[DATA TO EXAMINE]:
▼
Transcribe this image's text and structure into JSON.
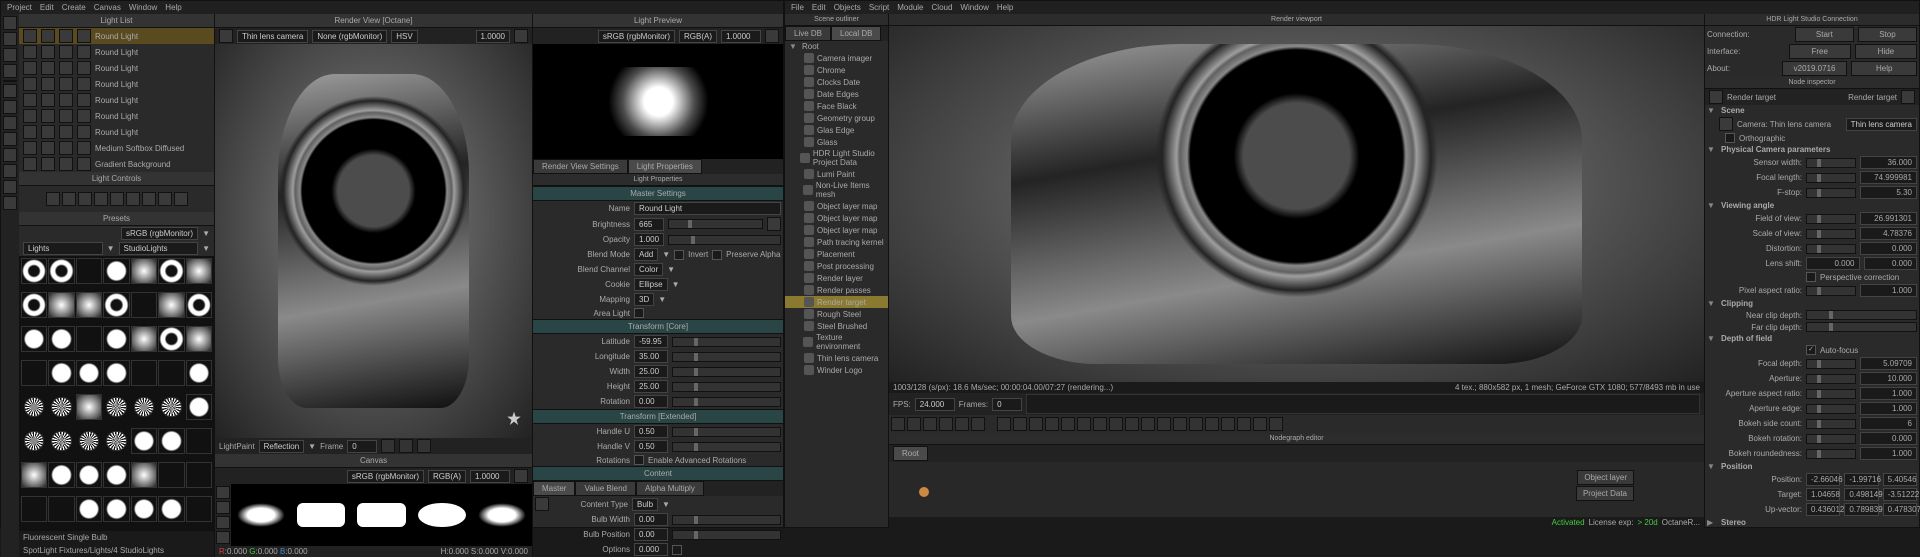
{
  "app1_menu": [
    "Project",
    "Edit",
    "Create",
    "Canvas",
    "Window",
    "Help"
  ],
  "app2_menu": [
    "File",
    "Edit",
    "Objects",
    "Script",
    "Module",
    "Cloud",
    "Window",
    "Help"
  ],
  "light_list_title": "Light List",
  "lights": [
    "Round Light",
    "Round Light",
    "Round Light",
    "Round Light",
    "Round Light",
    "Round Light",
    "Round Light",
    "Medium Softbox Diffused",
    "Gradient Background"
  ],
  "light_controls_title": "Light Controls",
  "presets_title": "Presets",
  "presets_dropdown_l": "Lights",
  "presets_dropdown_r": "StudioLights",
  "colorspace": "sRGB (rgbMonitor)",
  "preset_footer_1": "Fluorescent Single Bulb",
  "preset_footer_2": "SpotLight Fixtures/Lights/4 StudioLights",
  "render_title": "Render View [Octane]",
  "render_cam": "Thin lens camera",
  "render_disp": "None (rgbMonitor)",
  "render_mode": "HSV",
  "render_exposure": "1.0000",
  "lp_label": "LightPaint",
  "lp_dropdown": "Reflection",
  "lp_frame_label": "Frame",
  "lp_frame": "0",
  "canvas_title": "Canvas",
  "canvas_cs": "sRGB (rgbMonitor)",
  "canvas_cs2": "RGB(A)",
  "canvas_val": "1.0000",
  "canvas_footer_l": "R:0.000 G:0.000 B:0.000",
  "canvas_footer_r": "H:0.000 S:0.000 V:0.000",
  "preview_title": "Light Preview",
  "preview_cs": "sRGB (rgbMonitor)",
  "preview_cs2": "RGB(A)",
  "preview_val": "1.0000",
  "tabs_rvs": "Render View Settings",
  "tabs_lp": "Light Properties",
  "lp_header": "Light Properties",
  "ms_header": "Master Settings",
  "fields": {
    "name_l": "Name",
    "name_v": "Round Light",
    "brightness_l": "Brightness",
    "brightness_v": "665",
    "opacity_l": "Opacity",
    "opacity_v": "1.000",
    "blend_l": "Blend Mode",
    "blend_v": "Add",
    "invert": "Invert",
    "preserve": "Preserve Alpha",
    "bch_l": "Blend Channel",
    "bch_v": "Color",
    "cookie_l": "Cookie",
    "cookie_v": "Ellipse",
    "map_l": "Mapping",
    "map_v": "3D",
    "area_l": "Area Light"
  },
  "xform_core": "Transform [Core]",
  "xform": {
    "lat_l": "Latitude",
    "lat_v": "-59.95",
    "lon_l": "Longitude",
    "lon_v": "35.00",
    "w_l": "Width",
    "w_v": "25.00",
    "h_l": "Height",
    "h_v": "25.00",
    "rot_l": "Rotation",
    "rot_v": "0.00"
  },
  "xform_ext": "Transform [Extended]",
  "handles": {
    "hu_l": "Handle U",
    "hu_v": "0.50",
    "hv_l": "Handle V",
    "hv_v": "0.50",
    "rots_l": "Rotations",
    "rots_v": "Enable Advanced Rotations"
  },
  "content_title": "Content",
  "content_tabs": [
    "Master",
    "Value Blend",
    "Alpha Multiply"
  ],
  "content": {
    "ct_l": "Content Type",
    "ct_v": "Bulb",
    "bw_l": "Bulb Width",
    "bw_v": "0.00",
    "bp_l": "Bulb Position",
    "bp_v": "0.00",
    "opt_l": "Options",
    "opt_v": "0.000"
  },
  "scene_outliner": "Scene outliner",
  "scene_tabs": [
    "Live DB",
    "Local DB"
  ],
  "scene_root": "Root",
  "scene_tree": [
    "Camera imager",
    "Chrome",
    "Clocks Date",
    "Date Edges",
    "Face Black",
    "Geometry group",
    "Glas Edge",
    "Glass",
    "HDR Light Studio Project Data",
    "Lumi Paint",
    "Non-Live Items mesh",
    "Object layer map",
    "Object layer map",
    "Object layer map",
    "Path tracing kernel",
    "Placement",
    "Post processing",
    "Render layer",
    "Render passes",
    "Render target",
    "Rough Steel",
    "Steel Brushed",
    "Texture environment",
    "Thin lens camera",
    "Winder Logo"
  ],
  "scene_selected": "Render target",
  "render_viewport_title": "Render viewport",
  "rv_stats_l": "1003/128 (s/px): 18.6 Ms/sec; 00:00:04.00/07:27 (rendering...)",
  "rv_stats_r": "4 tex.; 880x582 px, 1 mesh; GeForce GTX 1080; 577/8493 mb in use",
  "fps_l": "FPS:",
  "fps_v": "24.000",
  "frames_l": "Frames:",
  "frames_v": "0",
  "nodegraph_title": "Nodegraph editor",
  "ng_crumb": "Root",
  "ng_n1": "Object layer",
  "ng_n2": "Project Data",
  "hdr_conn_title": "HDR Light Studio Connection",
  "hdr_conn": {
    "connection_l": "Connection:",
    "start": "Start",
    "stop": "Stop",
    "interface_l": "Interface:",
    "free": "Free",
    "hide": "Hide",
    "about_l": "About:",
    "ver": "v2019.0716",
    "help": "Help"
  },
  "node_insp_title": "Node inspector",
  "ni_header": "Render target",
  "ni_right": "Render target",
  "ni_scene": "Scene",
  "ni_cam_l": "Camera: Thin lens camera",
  "ni_cam_r": "Thin lens camera",
  "ortho": "Orthographic",
  "phys_cam": "Physical Camera parameters",
  "ni": {
    "sensor_l": "Sensor width:",
    "sensor_v": "36.000",
    "focal_l": "Focal length:",
    "focal_v": "74.999981",
    "fstop_l": "F-stop:",
    "fstop_v": "5.30",
    "view_ang": "Viewing angle",
    "fov_l": "Field of view:",
    "fov_v": "26.991301",
    "sov_l": "Scale of view:",
    "sov_v": "4.78376",
    "dist_l": "Distortion:",
    "dist_v": "0.000",
    "lens_l": "Lens shift:",
    "lens_v1": "0.000",
    "lens_v2": "0.000",
    "persp_l": "Perspective correction",
    "par_l": "Pixel aspect ratio:",
    "par_v": "1.000",
    "clip": "Clipping",
    "near_l": "Near clip depth:",
    "far_l": "Far clip depth:",
    "dof": "Depth of field",
    "auto_l": "Auto-focus",
    "fd_l": "Focal depth:",
    "fd_v": "5.09709",
    "ap_l": "Aperture:",
    "ap_v": "10.000",
    "apar_l": "Aperture aspect ratio:",
    "apar_v": "1.000",
    "apedge_l": "Aperture edge:",
    "apedge_v": "1.000",
    "bsc_l": "Bokeh side count:",
    "bsc_v": "6",
    "brot_l": "Bokeh rotation:",
    "brot_v": "0.000",
    "brnd_l": "Bokeh roundedness:",
    "brnd_v": "1.000",
    "pos": "Position",
    "pos_l": "Position:",
    "pos1": "-2.66046",
    "pos2": "-1.99716",
    "pos3": "5.40546",
    "tgt_l": "Target:",
    "tgt1": "1.04658",
    "tgt2": "0.498149",
    "tgt3": "-3.51222",
    "up_l": "Up-vector:",
    "up1": "0.436012",
    "up2": "0.789839",
    "up3": "0.478307",
    "stereo": "Stereo"
  },
  "statusbar": {
    "activated": "Activated",
    "license": "License exp:",
    "days": "> 20d",
    "render": "OctaneR..."
  }
}
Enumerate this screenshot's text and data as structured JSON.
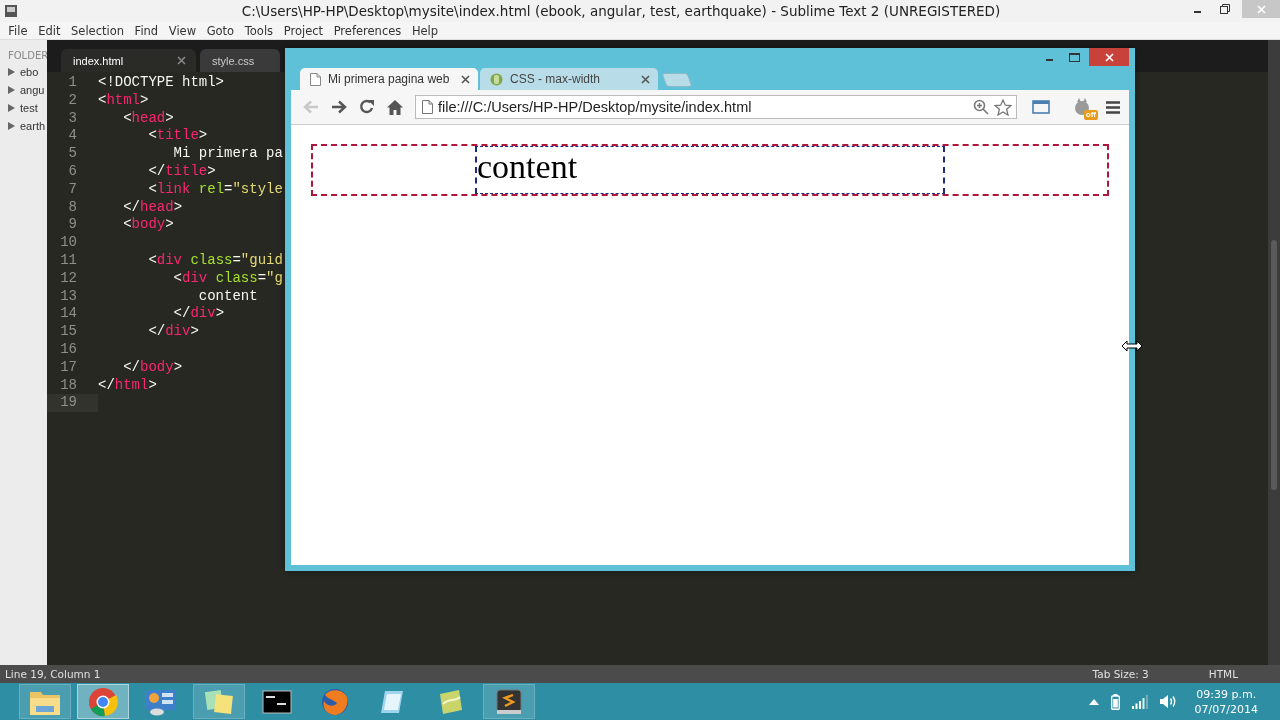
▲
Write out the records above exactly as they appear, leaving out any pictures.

Transcribe this image's text and structure into JSON.
{
  "app1_menu": [
    "Project",
    "Edit",
    "Create",
    "Canvas",
    "Window",
    "Help"
  ],
  "app2_menu": [
    "File",
    "Edit",
    "Objects",
    "Script",
    "Module",
    "Cloud",
    "Window",
    "Help"
  ],
  "light_list_title": "Light List",
  "lights": [
    "Round Light",
    "Round Light",
    "Round Light",
    "Round Light",
    "Round Light",
    "Round Light",
    "Round Light",
    "Medium Softbox Diffused",
    "Gradient Background"
  ],
  "light_controls_title": "Light Controls",
  "presets_title": "Presets",
  "presets_dropdown_l": "Lights",
  "presets_dropdown_r": "StudioLights",
  "colorspace": "sRGB (rgbMonitor)",
  "preset_footer_1": "Fluorescent Single Bulb",
  "preset_footer_2": "SpotLight Fixtures/Lights/4 StudioLights",
  "render_title": "Render View [Octane]",
  "render_cam": "Thin lens camera",
  "render_disp": "None (rgbMonitor)",
  "render_mode": "HSV",
  "render_exposure": "1.0000",
  "lp_label": "LightPaint",
  "lp_dropdown": "Reflection",
  "lp_frame_label": "Frame",
  "lp_frame": "0",
  "canvas_title": "Canvas",
  "canvas_cs": "sRGB (rgbMonitor)",
  "canvas_cs2": "RGB(A)",
  "canvas_val": "1.0000",
  "canvas_footer_l": "R:0.000 G:0.000 B:0.000",
  "canvas_footer_r": "H:0.000 S:0.000 V:0.000",
  "preview_title": "Light Preview",
  "preview_cs": "sRGB (rgbMonitor)",
  "preview_cs2": "RGB(A)",
  "preview_val": "1.0000",
  "tabs_rvs": "Render View Settings",
  "tabs_lp": "Light Properties",
  "lp_header": "Light Properties",
  "ms_header": "Master Settings",
  "fields": {
    "name_l": "Name",
    "name_v": "Round Light",
    "brightness_l": "Brightness",
    "brightness_v": "665",
    "opacity_l": "Opacity",
    "opacity_v": "1.000",
    "blend_l": "Blend Mode",
    "blend_v": "Add",
    "invert": "Invert",
    "preserve": "Preserve Alpha",
    "bch_l": "Blend Channel",
    "bch_v": "Color",
    "cookie_l": "Cookie",
    "cookie_v": "Ellipse",
    "map_l": "Mapping",
    "map_v": "3D",
    "area_l": "Area Light"
  },
  "xform_core": "Transform [Core]",
  "xform": {
    "lat_l": "Latitude",
    "lat_v": "-59.95",
    "lon_l": "Longitude",
    "lon_v": "35.00",
    "w_l": "Width",
    "w_v": "25.00",
    "h_l": "Height",
    "h_v": "25.00",
    "rot_l": "Rotation",
    "rot_v": "0.00"
  },
  "xform_ext": "Transform [Extended]",
  "handles": {
    "hu_l": "Handle U",
    "hu_v": "0.50",
    "hv_l": "Handle V",
    "hv_v": "0.50",
    "rots_l": "Rotations",
    "rots_v": "Enable Advanced Rotations"
  },
  "content_title": "Content",
  "content_tabs": [
    "Master",
    "Value Blend",
    "Alpha Multiply"
  ],
  "content": {
    "ct_l": "Content Type",
    "ct_v": "Bulb",
    "bw_l": "Bulb Width",
    "bw_v": "0.00",
    "bp_l": "Bulb Position",
    "bp_v": "0.00",
    "opt_l": "Options",
    "opt_v": "0.000"
  },
  "scene_outliner": "Scene outliner",
  "scene_tabs": [
    "Live DB",
    "Local DB"
  ],
  "scene_root": "Root",
  "scene_tree": [
    "Camera imager",
    "Chrome",
    "Clocks Date",
    "Date Edges",
    "Face Black",
    "Geometry group",
    "Glas Edge",
    "Glass",
    "HDR Light Studio Project Data",
    "Lumi Paint",
    "Non-Live Items mesh",
    "Object layer map",
    "Object layer map",
    "Object layer map",
    "Path tracing kernel",
    "Placement",
    "Post processing",
    "Render layer",
    "Render passes",
    "Render target",
    "Rough Steel",
    "Steel Brushed",
    "Texture environment",
    "Thin lens camera",
    "Winder Logo"
  ],
  "scene_selected": "Render target",
  "render_viewport_title": "Render viewport",
  "rv_stats_l": "1003/128 (s/px): 18.6 Ms/sec; 00:00:04.00/07:27 (rendering...)",
  "rv_stats_r": "4 tex.; 880x582 px, 1 mesh; GeForce GTX 1080; 577/8493 mb in use",
  "fps_l": "FPS:",
  "fps_v": "24.000",
  "frames_l": "Frames:",
  "frames_v": "0",
  "nodegraph_title": "Nodegraph editor",
  "ng_crumb": "Root",
  "ng_n1": "Object layer",
  "ng_n2": "Project Data",
  "hdr_conn_title": "HDR Light Studio Connection",
  "hdr_conn": {
    "connection_l": "Connection:",
    "start": "Start",
    "stop": "Stop",
    "interface_l": "Interface:",
    "free": "Free",
    "hide": "Hide",
    "about_l": "About:",
    "ver": "v2019.0716",
    "help": "Help"
  },
  "node_insp_title": "Node inspector",
  "ni_header": "Render target",
  "ni_right": "Render target",
  "ni_scene": "Scene",
  "ni_cam_l": "Camera: Thin lens camera",
  "ni_cam_r": "Thin lens camera",
  "ortho": "Orthographic",
  "phys_cam": "Physical Camera parameters",
  "ni": {
    "sensor_l": "Sensor width:",
    "sensor_v": "36.000",
    "focal_l": "Focal length:",
    "focal_v": "74.999981",
    "fstop_l": "F-stop:",
    "fstop_v": "5.30",
    "view_ang": "Viewing angle",
    "fov_l": "Field of view:",
    "fov_v": "26.991301",
    "sov_l": "Scale of view:",
    "sov_v": "4.78376",
    "dist_l": "Distortion:",
    "dist_v": "0.000",
    "lens_l": "Lens shift:",
    "lens_v1": "0.000",
    "lens_v2": "0.000",
    "persp_l": "Perspective correction",
    "par_l": "Pixel aspect ratio:",
    "par_v": "1.000",
    "clip": "Clipping",
    "near_l": "Near clip depth:",
    "far_l": "Far clip depth:",
    "dof": "Depth of field",
    "auto_l": "Auto-focus",
    "fd_l": "Focal depth:",
    "fd_v": "5.09709",
    "ap_l": "Aperture:",
    "ap_v": "10.000",
    "apar_l": "Aperture aspect ratio:",
    "apar_v": "1.000",
    "apedge_l": "Aperture edge:",
    "apedge_v": "1.000",
    "bsc_l": "Bokeh side count:",
    "bsc_v": "6",
    "brot_l": "Bokeh rotation:",
    "brot_v": "0.000",
    "brnd_l": "Bokeh roundedness:",
    "brnd_v": "1.000",
    "pos": "Position",
    "pos_l": "Position:",
    "pos1": "-2.66046",
    "pos2": "-1.99716",
    "pos3": "5.40546",
    "tgt_l": "Target:",
    "tgt1": "1.04658",
    "tgt2": "0.498149",
    "tgt3": "-3.51222",
    "up_l": "Up-vector:",
    "up1": "0.436012",
    "up2": "0.789839",
    "up3": "0.478307",
    "stereo": "Stereo"
  },
  "statusbar": {
    "activated": "Activated",
    "license": "License exp:",
    "days": "> 20d",
    "render": "OctaneR..."
  }
}
Enumerate this screenshot's text and data as structured JSON.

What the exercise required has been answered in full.